If you're looking for the best, platinum is your metal. Denser than any other metal used in jewelry, platinum is also the most durable. The stronger the metal is, the more securely it will hold your diamonds as well. Because platinum is naturally pure white, it won't require any plating; its finish is already naturally stunning. It is also hypoallergenic, and the fact that it is tarnish resistant makes maintenance a breeze. Platinum is a rare precious metal – and that's reflected in its price.


Gold is the second most popular choice for engagement ring designers. Karats (not to be confused with the carat weight of diamonds) denote the percentage of actual gold present in the metal. 24karat is 100% gold, 18k is 75% gold (so 6k other metals), 14k is 58.3% gold (10k other metals), and 10k gold is 41.7% (14 parts other metal). Those “other metals” are called alloys, and how they are blended can change gold's naturally occurring yellow hue to white or rose. Alloys also strengthen gold, which on its own is too soft for everyday wear. Yellow Gold – In its 24k form, yellow gold is pure. 18k gold gets a quarter of its makeup for a combination of copper, silver, nickel, and zinc. The warmth of yellow gold against the white shine of a diamond makes it a classic pairing for engagement rings.

White Gold – White gold is blended with copper, silver, nickel, and palladium, and has a white shine that contains more warmth than the silvery glint of platinum. Price-wise, it is more expensive than yellow gold but less than platinum. Many white gold engagement rings are actually plated (meaning coated) with rhodium to make them look more like platinum. This plating typically lasts about 4-6 months, at which point you'll notice the color start to change from pure white back to the natural yellowish-white color underneath. We don't recommend re-plating your engagement ring often; the process requires preparing the white gold first by buffing out all the scratches and polishing it to a high luster before applying the rhodium so it will adhere properly to the white gold. Every time the ring is buffed and polished, a thin top layer of metal is removed from the ring, weakening the prongs and beads that hold the diamonds. Re-plate too many times, and you'll have significantly weakened your ring. Rose Gold – Rose gold is alloyed with copper and comes in shades ranging from a soft, blush pink to a reddish hue. Rose gold can be very complimentary against some skin tones but due to its copper content, it isn't recommended for people with sensitive skin or metal allergies.

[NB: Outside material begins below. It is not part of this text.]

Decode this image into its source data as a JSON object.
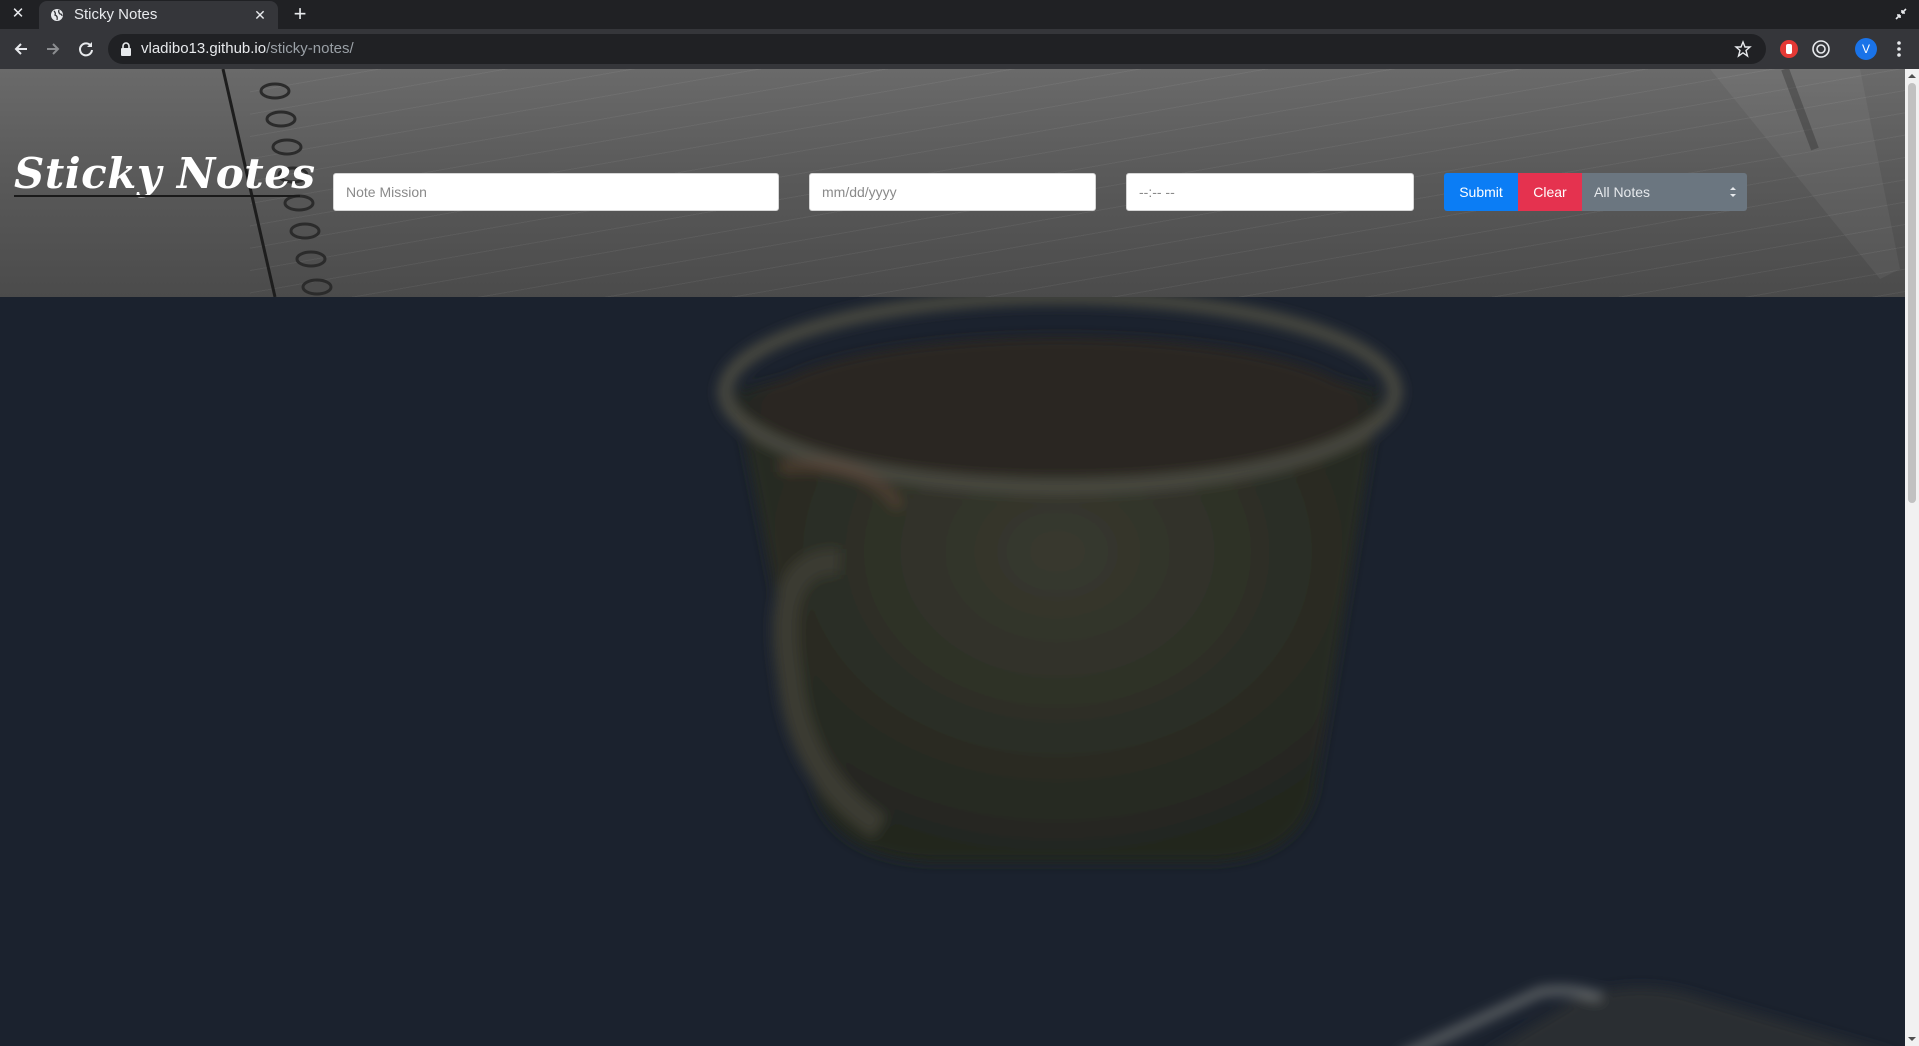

Palladium is part of the platinum family. Because it's naturally colored similarly to platinum (if a tinge grayer/darker), there is no need for rhodium plating, making it a great alternative to white gold. Like platinum, palladium is hypo-allergenic and tarnish resistant, and its lower density also makes it less costly.